• _Data extracts_:
+ + + + +
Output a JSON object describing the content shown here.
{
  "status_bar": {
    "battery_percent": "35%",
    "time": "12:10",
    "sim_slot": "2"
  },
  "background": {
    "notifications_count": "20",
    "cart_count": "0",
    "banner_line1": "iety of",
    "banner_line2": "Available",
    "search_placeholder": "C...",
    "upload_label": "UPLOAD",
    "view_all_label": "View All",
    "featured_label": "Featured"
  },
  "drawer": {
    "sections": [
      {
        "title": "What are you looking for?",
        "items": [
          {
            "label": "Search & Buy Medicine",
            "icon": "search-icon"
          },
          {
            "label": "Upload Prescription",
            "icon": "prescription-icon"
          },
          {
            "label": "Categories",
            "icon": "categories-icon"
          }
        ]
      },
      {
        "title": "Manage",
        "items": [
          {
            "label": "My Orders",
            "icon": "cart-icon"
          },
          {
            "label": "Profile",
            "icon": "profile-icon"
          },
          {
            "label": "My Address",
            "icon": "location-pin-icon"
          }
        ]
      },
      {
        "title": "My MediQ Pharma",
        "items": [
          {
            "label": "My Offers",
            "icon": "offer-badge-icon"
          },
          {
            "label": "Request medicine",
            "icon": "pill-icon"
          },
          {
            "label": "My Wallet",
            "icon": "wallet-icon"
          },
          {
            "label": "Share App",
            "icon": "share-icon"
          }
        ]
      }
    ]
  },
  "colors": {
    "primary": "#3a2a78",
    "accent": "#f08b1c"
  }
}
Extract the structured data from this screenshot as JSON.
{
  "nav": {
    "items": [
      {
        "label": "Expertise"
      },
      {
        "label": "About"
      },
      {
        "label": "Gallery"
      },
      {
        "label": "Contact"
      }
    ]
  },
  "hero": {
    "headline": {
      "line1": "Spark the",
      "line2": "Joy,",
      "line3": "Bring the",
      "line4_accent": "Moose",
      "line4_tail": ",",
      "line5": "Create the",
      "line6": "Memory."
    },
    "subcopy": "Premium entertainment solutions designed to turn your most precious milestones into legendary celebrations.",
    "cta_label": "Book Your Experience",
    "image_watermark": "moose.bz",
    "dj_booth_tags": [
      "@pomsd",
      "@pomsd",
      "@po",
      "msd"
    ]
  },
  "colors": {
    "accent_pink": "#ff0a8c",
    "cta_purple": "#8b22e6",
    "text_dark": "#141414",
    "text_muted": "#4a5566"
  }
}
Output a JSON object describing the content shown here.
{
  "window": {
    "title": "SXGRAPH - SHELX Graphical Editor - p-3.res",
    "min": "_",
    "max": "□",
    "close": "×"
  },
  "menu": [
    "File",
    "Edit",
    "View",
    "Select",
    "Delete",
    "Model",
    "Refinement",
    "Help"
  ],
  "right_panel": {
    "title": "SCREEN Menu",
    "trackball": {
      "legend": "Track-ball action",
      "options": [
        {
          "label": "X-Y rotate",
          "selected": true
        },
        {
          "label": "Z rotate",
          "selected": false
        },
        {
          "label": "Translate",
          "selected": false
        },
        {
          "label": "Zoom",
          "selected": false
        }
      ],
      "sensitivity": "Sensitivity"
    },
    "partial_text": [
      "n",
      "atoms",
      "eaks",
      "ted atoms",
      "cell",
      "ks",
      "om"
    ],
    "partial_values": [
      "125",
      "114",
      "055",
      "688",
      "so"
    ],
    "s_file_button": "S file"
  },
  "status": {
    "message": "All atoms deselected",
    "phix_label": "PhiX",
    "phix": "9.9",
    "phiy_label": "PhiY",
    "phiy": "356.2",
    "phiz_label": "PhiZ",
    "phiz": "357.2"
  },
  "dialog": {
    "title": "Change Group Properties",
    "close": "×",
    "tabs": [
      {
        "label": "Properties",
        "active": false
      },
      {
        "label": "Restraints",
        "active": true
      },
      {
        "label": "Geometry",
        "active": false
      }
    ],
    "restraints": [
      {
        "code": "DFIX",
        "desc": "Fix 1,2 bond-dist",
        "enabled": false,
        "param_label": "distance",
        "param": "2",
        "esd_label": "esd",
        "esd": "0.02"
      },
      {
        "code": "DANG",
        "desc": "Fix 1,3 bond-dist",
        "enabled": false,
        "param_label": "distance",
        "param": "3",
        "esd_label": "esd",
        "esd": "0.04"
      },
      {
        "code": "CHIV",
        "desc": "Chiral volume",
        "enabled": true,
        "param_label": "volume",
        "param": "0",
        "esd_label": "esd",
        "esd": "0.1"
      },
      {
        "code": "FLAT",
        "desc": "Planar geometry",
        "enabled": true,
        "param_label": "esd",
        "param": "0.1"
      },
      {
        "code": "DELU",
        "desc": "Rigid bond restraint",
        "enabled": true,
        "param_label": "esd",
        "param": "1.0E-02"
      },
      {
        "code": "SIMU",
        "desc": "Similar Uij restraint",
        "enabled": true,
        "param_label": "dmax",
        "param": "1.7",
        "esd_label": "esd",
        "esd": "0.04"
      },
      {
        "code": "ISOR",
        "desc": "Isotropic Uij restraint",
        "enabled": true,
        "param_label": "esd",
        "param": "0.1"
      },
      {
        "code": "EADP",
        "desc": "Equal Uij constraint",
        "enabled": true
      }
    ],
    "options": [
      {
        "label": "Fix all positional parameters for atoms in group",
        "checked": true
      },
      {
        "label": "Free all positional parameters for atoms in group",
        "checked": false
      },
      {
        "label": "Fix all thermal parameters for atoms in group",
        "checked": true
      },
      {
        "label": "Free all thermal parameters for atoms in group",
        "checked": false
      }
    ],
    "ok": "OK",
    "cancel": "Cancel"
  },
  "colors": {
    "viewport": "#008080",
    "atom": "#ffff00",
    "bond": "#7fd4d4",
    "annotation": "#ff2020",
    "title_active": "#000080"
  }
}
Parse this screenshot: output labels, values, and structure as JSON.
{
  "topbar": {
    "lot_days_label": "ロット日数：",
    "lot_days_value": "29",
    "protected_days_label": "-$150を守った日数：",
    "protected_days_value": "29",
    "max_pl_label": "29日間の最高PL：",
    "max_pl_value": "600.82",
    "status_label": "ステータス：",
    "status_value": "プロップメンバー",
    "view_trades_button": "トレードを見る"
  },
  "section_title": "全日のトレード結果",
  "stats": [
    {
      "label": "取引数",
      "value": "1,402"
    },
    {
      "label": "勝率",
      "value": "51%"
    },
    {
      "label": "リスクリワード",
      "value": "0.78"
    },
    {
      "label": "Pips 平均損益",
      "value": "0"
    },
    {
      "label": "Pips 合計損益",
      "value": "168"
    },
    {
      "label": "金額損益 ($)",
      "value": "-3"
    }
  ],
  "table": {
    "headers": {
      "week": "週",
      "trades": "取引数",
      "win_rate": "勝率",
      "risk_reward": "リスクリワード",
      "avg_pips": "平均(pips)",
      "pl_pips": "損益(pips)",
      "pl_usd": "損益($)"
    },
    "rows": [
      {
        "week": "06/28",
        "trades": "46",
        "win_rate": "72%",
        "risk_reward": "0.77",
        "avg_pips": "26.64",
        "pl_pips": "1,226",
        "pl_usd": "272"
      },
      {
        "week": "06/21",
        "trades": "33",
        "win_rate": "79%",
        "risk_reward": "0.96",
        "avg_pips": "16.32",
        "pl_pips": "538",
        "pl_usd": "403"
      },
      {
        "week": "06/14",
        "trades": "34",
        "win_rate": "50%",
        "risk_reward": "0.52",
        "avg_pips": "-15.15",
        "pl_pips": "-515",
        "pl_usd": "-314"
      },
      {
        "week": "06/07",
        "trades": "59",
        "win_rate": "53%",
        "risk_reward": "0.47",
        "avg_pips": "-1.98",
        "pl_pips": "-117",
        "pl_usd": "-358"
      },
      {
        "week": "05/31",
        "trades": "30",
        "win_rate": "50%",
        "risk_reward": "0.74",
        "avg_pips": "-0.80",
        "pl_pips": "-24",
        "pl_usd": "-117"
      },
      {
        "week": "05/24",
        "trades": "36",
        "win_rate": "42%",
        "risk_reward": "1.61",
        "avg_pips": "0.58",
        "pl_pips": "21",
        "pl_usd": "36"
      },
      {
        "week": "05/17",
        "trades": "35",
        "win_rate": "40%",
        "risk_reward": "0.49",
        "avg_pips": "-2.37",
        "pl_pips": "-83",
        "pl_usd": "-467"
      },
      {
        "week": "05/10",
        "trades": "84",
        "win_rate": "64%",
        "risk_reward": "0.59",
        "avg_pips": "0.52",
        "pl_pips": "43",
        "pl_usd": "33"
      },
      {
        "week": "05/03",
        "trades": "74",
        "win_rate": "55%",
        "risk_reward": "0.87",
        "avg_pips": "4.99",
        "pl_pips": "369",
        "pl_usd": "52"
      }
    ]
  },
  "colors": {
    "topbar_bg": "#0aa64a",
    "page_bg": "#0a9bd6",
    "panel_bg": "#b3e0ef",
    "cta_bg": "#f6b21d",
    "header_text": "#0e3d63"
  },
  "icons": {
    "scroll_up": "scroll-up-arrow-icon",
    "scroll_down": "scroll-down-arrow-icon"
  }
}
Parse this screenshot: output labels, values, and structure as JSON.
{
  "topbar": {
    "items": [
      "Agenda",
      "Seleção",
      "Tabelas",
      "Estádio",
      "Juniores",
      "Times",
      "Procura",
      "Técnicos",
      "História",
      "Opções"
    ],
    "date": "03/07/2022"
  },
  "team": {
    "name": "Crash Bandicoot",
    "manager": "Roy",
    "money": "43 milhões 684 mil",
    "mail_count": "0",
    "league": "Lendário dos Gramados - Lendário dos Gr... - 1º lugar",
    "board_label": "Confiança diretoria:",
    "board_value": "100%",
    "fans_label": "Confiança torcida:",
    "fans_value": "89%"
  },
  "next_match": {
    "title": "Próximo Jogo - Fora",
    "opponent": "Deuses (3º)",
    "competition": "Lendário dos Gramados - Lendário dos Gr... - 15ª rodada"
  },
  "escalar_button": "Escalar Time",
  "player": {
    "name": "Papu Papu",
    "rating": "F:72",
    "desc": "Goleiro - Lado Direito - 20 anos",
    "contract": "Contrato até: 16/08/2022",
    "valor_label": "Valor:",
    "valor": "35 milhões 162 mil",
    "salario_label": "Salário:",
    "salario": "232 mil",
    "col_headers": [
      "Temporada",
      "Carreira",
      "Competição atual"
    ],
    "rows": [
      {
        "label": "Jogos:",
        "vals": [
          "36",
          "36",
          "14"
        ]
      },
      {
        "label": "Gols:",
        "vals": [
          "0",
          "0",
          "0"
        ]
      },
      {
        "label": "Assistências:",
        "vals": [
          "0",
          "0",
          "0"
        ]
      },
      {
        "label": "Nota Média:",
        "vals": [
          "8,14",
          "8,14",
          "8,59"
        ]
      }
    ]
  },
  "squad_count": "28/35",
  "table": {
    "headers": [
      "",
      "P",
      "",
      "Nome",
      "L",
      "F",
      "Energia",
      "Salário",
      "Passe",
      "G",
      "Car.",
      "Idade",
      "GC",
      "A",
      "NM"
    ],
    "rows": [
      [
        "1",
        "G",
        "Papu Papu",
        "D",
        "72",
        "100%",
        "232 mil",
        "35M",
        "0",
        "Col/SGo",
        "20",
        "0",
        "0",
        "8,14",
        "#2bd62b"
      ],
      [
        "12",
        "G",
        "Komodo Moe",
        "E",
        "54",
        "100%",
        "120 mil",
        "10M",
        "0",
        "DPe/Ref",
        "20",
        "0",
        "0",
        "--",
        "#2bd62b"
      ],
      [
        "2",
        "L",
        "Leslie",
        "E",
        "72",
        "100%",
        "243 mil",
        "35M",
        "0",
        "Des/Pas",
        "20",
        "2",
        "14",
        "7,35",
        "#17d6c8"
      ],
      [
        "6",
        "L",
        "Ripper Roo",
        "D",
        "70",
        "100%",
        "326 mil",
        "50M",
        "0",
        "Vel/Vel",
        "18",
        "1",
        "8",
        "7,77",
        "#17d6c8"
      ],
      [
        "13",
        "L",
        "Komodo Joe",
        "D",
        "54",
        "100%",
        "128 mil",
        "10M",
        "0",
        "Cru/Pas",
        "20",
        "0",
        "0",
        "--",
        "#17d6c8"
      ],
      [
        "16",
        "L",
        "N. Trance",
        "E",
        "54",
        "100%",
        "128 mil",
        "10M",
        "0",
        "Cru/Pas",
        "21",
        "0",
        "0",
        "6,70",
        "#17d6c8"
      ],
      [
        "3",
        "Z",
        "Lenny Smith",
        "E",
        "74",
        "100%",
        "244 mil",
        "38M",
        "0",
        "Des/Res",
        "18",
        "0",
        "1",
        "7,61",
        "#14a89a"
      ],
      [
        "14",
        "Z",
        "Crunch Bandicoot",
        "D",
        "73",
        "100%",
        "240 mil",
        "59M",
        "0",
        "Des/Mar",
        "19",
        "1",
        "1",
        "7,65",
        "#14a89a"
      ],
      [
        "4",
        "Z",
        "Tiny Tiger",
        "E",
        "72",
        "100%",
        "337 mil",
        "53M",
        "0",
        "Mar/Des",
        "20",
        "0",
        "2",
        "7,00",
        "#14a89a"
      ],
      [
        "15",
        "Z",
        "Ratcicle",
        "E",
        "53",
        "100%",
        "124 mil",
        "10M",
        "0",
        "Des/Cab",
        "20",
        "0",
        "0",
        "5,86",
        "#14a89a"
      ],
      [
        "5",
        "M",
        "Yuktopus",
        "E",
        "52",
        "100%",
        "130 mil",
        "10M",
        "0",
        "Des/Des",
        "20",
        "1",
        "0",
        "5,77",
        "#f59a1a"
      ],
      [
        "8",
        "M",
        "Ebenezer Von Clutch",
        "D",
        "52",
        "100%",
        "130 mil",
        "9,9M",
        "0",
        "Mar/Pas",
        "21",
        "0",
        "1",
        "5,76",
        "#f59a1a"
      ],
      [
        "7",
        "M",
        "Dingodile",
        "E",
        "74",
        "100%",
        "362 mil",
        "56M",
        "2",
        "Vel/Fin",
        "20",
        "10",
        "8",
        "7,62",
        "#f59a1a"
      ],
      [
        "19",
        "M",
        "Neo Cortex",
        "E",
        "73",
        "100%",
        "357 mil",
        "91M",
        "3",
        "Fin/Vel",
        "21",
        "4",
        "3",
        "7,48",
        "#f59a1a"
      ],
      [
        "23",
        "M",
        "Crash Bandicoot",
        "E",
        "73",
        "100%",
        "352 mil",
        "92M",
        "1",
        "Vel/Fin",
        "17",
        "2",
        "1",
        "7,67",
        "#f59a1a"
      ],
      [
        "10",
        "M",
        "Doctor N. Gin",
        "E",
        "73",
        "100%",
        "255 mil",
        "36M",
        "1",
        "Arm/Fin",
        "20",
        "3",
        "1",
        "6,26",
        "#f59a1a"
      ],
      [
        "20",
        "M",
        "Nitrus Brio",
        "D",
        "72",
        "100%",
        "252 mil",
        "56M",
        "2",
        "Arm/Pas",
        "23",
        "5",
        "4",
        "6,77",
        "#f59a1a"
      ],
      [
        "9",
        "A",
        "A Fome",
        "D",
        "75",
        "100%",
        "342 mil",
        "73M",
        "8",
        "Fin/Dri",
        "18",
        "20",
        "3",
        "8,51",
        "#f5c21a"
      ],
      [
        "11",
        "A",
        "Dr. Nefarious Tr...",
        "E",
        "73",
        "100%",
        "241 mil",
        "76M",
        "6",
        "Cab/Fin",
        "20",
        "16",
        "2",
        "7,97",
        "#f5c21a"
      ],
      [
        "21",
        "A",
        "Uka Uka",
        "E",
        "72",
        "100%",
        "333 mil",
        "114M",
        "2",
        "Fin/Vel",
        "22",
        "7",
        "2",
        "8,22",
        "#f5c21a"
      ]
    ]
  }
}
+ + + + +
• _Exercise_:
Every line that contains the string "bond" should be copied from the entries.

• _Solution to this task_:
        "desc": "Fix 1,2 bond-dist",
        "desc": "Fix 1,3 bond-dist",
        "desc": "Rigid bond restraint",
    "bond": "#7fd4d4",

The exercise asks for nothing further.